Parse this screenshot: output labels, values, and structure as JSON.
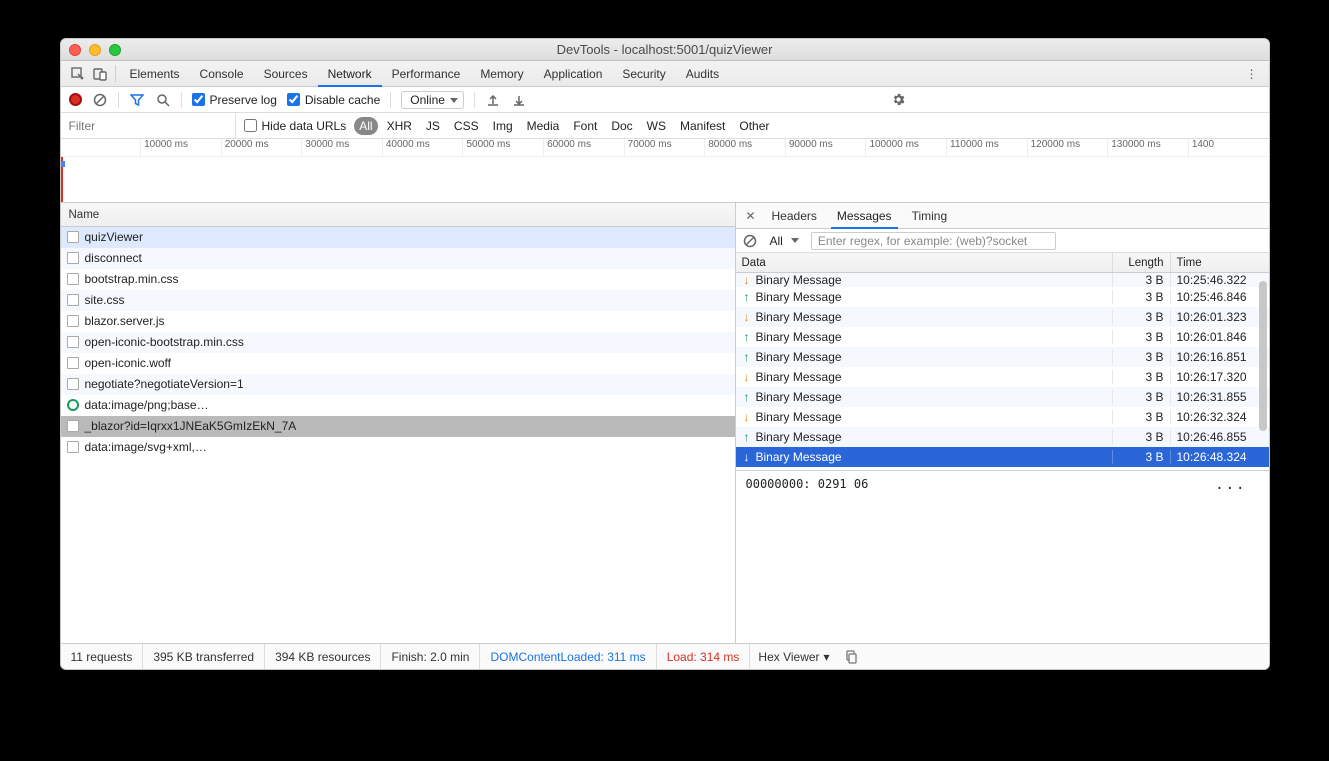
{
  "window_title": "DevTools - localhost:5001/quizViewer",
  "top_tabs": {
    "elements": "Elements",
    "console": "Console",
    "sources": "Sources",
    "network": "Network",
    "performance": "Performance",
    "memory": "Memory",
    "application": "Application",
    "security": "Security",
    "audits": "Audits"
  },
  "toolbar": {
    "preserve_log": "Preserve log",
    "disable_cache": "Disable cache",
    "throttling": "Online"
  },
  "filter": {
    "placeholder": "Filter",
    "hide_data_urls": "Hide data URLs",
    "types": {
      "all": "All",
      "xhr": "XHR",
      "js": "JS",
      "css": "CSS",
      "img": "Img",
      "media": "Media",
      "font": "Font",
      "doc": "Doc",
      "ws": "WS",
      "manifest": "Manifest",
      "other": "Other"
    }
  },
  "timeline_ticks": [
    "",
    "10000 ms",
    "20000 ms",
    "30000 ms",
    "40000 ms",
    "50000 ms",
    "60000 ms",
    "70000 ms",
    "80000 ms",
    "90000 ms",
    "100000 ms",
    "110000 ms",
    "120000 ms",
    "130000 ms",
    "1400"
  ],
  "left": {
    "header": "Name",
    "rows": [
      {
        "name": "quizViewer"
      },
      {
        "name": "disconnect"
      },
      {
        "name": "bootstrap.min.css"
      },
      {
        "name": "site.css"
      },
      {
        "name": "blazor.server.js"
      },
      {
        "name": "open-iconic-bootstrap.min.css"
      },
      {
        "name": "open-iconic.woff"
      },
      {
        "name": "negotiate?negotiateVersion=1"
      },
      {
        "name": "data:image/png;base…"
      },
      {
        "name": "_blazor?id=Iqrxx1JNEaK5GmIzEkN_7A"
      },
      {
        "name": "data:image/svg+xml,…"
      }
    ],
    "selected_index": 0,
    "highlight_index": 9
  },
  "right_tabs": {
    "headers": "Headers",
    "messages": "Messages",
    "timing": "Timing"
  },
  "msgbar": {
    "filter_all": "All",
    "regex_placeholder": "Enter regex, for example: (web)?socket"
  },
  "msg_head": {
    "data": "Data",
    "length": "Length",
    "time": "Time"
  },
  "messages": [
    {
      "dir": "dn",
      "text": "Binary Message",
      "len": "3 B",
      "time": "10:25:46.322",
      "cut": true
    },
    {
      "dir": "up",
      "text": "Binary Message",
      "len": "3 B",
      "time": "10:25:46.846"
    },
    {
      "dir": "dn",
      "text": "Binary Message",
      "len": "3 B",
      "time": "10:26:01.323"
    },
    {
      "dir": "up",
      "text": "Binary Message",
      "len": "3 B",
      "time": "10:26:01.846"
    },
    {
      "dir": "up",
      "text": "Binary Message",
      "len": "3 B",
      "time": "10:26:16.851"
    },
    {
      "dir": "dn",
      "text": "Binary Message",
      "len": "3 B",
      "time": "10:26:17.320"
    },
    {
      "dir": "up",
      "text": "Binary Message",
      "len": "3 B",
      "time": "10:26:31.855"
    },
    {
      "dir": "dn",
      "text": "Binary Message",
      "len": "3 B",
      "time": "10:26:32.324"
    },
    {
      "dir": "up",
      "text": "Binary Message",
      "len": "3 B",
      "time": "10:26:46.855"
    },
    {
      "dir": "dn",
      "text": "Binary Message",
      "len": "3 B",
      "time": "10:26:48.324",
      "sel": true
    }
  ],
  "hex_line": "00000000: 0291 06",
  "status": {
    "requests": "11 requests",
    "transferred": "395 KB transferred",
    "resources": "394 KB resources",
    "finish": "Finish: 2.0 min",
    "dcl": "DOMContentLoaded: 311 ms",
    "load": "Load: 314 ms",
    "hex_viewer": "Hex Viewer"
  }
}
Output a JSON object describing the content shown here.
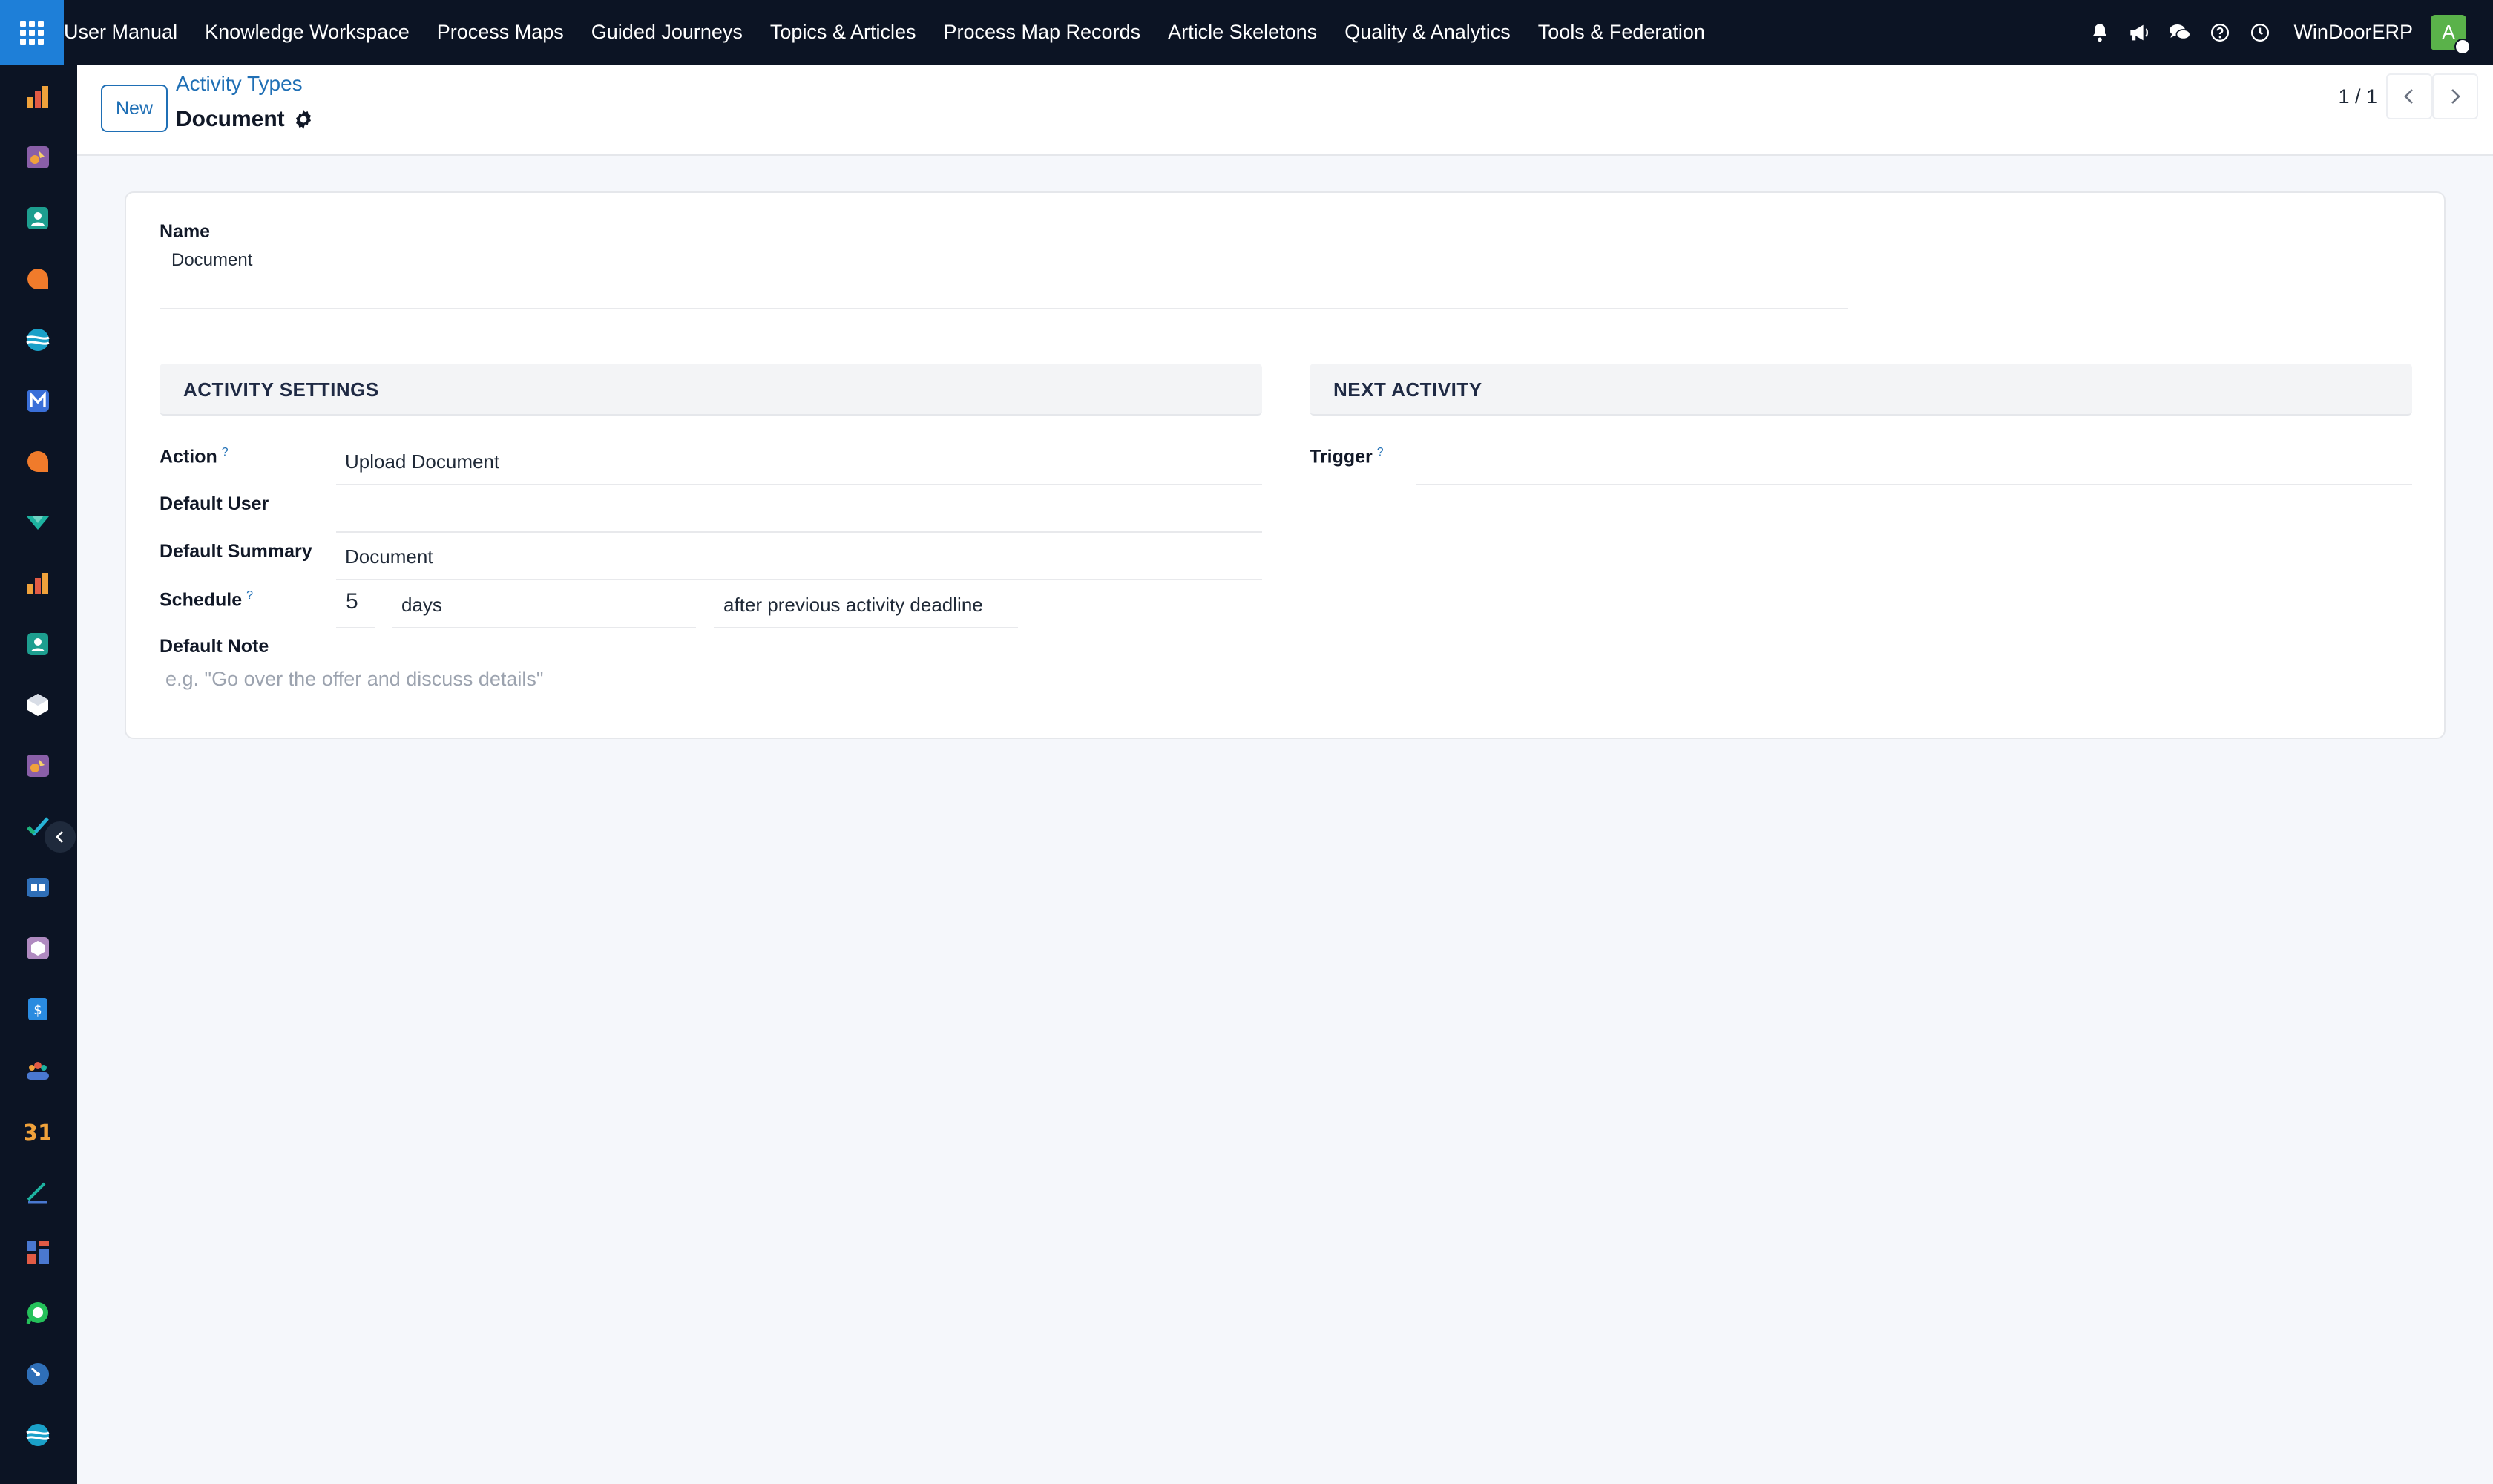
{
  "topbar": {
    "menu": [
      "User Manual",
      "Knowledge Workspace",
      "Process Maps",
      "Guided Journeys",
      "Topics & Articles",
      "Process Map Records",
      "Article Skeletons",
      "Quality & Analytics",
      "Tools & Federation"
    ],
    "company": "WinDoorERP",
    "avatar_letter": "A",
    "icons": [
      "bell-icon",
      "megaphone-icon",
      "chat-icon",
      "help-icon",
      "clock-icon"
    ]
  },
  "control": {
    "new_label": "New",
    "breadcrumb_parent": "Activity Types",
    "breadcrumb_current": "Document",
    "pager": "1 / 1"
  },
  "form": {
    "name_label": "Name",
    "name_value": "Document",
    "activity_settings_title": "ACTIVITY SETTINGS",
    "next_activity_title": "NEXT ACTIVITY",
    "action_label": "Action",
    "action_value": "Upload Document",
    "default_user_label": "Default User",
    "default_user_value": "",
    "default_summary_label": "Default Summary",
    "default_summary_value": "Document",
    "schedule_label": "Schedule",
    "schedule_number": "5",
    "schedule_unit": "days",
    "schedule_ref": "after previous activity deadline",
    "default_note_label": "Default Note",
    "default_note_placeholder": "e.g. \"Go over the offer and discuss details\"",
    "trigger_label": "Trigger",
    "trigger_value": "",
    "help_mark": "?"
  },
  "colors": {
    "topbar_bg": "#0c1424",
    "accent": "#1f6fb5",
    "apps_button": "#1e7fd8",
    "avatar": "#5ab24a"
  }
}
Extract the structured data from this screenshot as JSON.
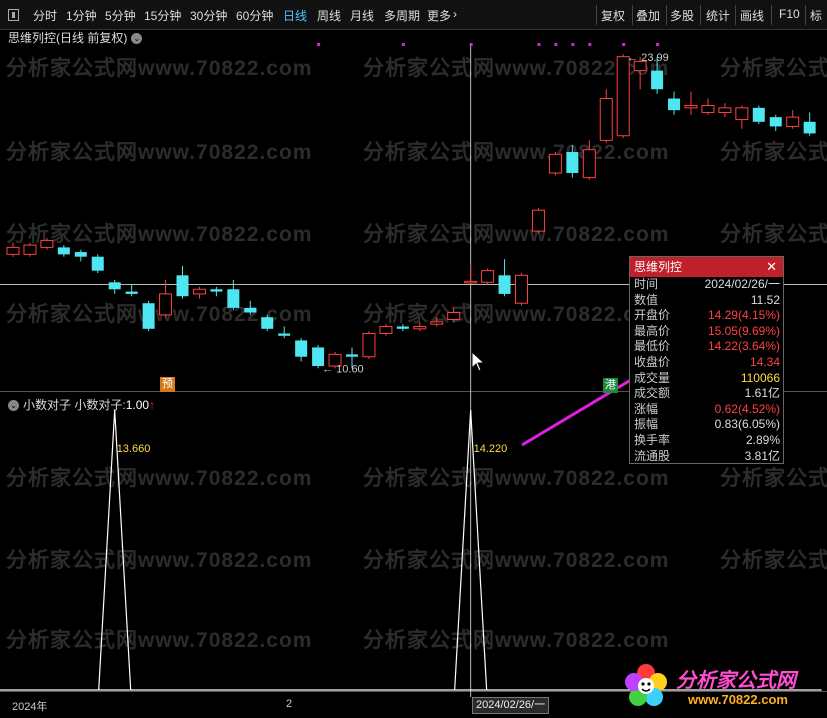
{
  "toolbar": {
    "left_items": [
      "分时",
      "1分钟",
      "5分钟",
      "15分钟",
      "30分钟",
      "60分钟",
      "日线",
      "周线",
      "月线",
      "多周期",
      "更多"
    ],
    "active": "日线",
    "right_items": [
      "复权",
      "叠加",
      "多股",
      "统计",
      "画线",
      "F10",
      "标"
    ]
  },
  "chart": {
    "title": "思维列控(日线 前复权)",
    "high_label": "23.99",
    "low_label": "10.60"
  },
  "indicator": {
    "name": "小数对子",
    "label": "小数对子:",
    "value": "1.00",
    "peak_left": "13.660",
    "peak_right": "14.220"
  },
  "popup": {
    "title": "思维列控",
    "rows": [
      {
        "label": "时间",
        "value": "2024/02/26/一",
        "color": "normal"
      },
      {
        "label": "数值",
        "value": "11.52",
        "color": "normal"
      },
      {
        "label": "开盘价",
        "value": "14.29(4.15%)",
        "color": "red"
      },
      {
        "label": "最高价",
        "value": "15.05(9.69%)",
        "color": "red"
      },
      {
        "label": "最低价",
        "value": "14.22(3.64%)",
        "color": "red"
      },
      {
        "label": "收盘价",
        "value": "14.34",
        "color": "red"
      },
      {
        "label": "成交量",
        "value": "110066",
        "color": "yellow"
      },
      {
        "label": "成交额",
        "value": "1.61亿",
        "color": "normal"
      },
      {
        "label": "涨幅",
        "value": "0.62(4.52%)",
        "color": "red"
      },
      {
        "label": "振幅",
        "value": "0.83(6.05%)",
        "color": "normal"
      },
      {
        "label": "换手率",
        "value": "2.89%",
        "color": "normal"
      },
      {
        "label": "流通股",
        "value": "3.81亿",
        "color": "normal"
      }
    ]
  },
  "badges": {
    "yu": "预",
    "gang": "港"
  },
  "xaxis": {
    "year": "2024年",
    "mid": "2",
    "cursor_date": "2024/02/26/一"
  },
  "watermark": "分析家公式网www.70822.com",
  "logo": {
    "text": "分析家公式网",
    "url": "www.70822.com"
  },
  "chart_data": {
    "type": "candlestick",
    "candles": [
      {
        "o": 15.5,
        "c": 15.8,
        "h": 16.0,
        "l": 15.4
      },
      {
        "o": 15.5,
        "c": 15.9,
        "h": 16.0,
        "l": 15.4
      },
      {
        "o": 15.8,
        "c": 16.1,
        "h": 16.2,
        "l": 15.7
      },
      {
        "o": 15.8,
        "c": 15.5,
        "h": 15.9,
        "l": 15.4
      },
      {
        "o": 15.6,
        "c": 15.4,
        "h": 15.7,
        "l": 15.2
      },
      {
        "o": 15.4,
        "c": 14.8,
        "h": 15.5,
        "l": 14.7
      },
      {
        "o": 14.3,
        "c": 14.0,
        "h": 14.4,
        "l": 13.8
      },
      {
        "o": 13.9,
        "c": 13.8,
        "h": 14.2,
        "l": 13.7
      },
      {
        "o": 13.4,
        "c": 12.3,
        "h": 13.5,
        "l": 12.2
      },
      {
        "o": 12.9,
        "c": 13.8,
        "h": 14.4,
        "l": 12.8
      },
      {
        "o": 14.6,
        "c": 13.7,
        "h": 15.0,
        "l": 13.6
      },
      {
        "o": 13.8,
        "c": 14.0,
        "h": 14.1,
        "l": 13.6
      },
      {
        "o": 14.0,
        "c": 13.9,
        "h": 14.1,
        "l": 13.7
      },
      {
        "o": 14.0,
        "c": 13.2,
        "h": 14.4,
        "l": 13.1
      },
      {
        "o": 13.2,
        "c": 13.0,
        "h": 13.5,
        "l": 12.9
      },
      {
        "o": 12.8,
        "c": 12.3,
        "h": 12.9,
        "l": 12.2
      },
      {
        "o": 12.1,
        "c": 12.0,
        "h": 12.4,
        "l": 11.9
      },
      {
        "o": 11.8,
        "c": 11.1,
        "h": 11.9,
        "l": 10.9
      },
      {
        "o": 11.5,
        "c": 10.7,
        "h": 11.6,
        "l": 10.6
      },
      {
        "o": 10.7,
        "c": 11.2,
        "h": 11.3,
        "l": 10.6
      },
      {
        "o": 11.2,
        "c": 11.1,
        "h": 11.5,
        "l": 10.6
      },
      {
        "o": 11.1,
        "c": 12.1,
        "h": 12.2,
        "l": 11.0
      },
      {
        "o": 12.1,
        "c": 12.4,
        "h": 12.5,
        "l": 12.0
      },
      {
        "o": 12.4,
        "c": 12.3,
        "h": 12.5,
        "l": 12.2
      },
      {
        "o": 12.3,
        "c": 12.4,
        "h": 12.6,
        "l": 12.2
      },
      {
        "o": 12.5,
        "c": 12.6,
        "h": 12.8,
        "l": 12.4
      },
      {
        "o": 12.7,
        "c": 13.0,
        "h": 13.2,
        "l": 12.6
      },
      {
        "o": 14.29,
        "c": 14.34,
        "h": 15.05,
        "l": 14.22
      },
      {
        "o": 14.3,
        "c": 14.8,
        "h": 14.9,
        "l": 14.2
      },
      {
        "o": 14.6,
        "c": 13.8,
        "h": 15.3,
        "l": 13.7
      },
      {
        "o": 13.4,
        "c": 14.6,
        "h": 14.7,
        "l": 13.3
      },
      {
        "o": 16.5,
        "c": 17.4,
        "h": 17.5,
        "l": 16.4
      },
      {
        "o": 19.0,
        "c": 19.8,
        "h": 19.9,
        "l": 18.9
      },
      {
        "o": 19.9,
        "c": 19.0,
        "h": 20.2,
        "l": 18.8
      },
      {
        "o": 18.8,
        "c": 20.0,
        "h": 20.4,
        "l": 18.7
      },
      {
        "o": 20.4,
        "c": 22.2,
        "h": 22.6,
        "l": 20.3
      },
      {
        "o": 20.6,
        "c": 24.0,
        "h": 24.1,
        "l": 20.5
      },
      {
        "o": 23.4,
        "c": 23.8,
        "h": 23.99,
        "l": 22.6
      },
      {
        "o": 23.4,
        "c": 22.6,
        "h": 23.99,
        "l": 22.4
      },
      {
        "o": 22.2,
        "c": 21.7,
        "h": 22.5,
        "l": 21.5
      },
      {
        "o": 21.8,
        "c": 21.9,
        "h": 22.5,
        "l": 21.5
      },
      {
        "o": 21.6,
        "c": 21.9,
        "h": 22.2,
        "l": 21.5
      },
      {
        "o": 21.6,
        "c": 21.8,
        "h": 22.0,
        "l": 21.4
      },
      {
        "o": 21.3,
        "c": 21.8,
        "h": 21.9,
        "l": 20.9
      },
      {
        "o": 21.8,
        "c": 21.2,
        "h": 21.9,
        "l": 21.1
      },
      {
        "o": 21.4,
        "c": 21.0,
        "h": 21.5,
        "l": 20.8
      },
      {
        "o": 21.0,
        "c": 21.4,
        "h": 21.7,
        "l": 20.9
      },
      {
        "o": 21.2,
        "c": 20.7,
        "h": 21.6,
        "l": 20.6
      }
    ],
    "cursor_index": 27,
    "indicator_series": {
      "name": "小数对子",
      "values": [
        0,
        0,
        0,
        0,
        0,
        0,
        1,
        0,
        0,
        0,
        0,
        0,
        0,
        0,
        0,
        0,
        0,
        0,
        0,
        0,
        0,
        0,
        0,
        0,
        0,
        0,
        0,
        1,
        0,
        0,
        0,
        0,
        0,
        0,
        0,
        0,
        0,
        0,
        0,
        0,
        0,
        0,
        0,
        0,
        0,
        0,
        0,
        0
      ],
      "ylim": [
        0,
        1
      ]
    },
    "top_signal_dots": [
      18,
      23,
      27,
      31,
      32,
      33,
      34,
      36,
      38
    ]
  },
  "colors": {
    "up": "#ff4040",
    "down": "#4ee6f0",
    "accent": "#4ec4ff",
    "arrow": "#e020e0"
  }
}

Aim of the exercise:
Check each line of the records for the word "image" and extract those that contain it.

Answer for this exercise:
        "name": "data:image/png;base…"
        "name": "data:image/svg+xml,…"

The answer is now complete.